Risk Frameworks & Applications is a text book that I wrote for myself. I had so much fun putting together Reboot (the book we use for teaching Entrepreneurship) that writing a second book on Risk and Derivatives pricing didn’t feel like a mission that would ultimately require Tom Cruise, Agnes Paul, Uzma or Nabil’s help (in that order).
Why did I feel the need to write yet another text book on risk management and pricing when book stores are filled with shelves on related topics? Lets count the reasons.
I think the biggest issue was that Mark Broadie, the Columbia Professor who turned our lives upside down by teaching us Security Pricing in Fall of 1999, never really found the time to convert his teaching notes into a universal textbook. Given Mark’s teaching style the book would have been a guide, a roadmap and a bible for lost Quants and I still wish and pray that he will sit down and pen it.
The second reason was this new Financial Derivatives & Risk Management (FDRM) course I had agreed to teach to Executive MBA students in Dubai and Singapore. The challenge with teaching Executive MBA courses today is the rising bar of teacher effectiveness. When you walk in front of 30 Finance specialist, who have paid good money to come see you at the end of their working day (and weekends) there are many expectations that have to be met. You are teaching the last course in their specialization and mediocrity or superficial coverage is simply not acceptable. Try doing justice to what would effectively be a two term sequential combination of courses on risk and derivative pricing in 18 instructional hours spread over six nights in one week in a foreign land. Teaching materials, after teaching style are your best defence and go a long way in creating lasting impressions as well reducing the pain associated with taking a derivative pricing course at 10:30 pm at night.

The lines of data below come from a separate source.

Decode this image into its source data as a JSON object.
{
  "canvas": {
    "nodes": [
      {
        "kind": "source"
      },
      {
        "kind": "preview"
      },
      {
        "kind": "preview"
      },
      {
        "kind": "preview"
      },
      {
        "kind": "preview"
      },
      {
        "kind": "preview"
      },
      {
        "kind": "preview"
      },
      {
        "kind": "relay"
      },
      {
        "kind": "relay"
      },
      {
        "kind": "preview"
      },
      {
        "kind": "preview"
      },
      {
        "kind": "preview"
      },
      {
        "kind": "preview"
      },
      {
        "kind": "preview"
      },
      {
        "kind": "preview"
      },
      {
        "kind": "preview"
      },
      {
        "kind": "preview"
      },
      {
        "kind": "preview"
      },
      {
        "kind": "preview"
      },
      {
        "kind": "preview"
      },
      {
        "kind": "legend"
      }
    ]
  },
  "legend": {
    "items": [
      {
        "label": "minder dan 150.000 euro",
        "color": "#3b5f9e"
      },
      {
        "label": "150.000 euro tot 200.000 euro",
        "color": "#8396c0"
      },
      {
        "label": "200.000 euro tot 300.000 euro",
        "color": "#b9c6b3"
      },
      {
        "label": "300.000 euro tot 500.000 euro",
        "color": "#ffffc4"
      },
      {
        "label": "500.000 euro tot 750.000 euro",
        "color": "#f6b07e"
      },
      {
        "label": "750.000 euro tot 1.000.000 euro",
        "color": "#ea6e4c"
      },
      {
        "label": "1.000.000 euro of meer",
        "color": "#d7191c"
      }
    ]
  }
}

The third problem was bridging the gap between risk practice and risk education. 12 years in the field as an advisor, consultant & vendor had brought out so many loop holes in academic teaching of this subject that a conventional text book would fall flat on its face. Even if students failed to decipher why what you were teaching was wrong, you couldn’t bring yourself to stand behind something you knew wouldn’t work in the real world.
Nassim Taleb, the standard bearer of bringing practice and academia together in our field, was out. The only text book that Nassim wrote (Dynamic Hedging) would land a 40 year old EMBA student in a state of cardiac arrest. It’s a great read but it will burn your circuits if you are not as smart as Nassim and dare to open it (I know because I had to get everything rewired the last time I touched it). John C. Hull, signature text book, (Options, Futures & Other Derivatives) I used for the first few years but Hull doesn’t cover everything that Mark did at Columbia. He also misses out on a number of interesting topics dealing with risk practice, with trading, pricing and modeling.
In the end the simplest choice was just to go ahead and write the damn thing yourself. And so I did. Four years, two editions and we have already started working on the third. It wouldn’t be possible without the questions my students and clients ask which lead me to dig out answers and write them down. Over the years the book has helped me better understand many topics that I thought I had mastered but hadn’t. Teaching, training and writing will do that to you sometimes.
Enough with the context. What is the book about. In short the following five themes:
a) The theory of Risk. How should you think about it. How do practitioners think about it.
b) Products & Pricing. The universe out there and approaches for marking it to market.
c) Treasury Operations. The investment management function and process.
d) Commodities. An orientation to commodity markets and some challenges.
e) Risk Metrics. Common risk metrics in use in the world today.
The chapters on Risk, Treasury, Commodities & Metrics are driven directly from our own consulting practice and our experience as a vendor of solutions to risk and treasury teams. The Products & pricing part owes itself to Mark’s patience with us as students and his generosity in sharing his knowledge of pricing models and their shortfalls. For a more detailed look, download the Risk Frameworks – 2nd Ed – TOC.
If you read it and like it, please drop me a note. Writing a third edition is a thankless task filled with self pity, misery and doubt. A small note of appreciation from a reader is the best currency when faced with such demons. Don’t be shy, drop me a line. If we hit the best sellers list, I will send you a free review copy.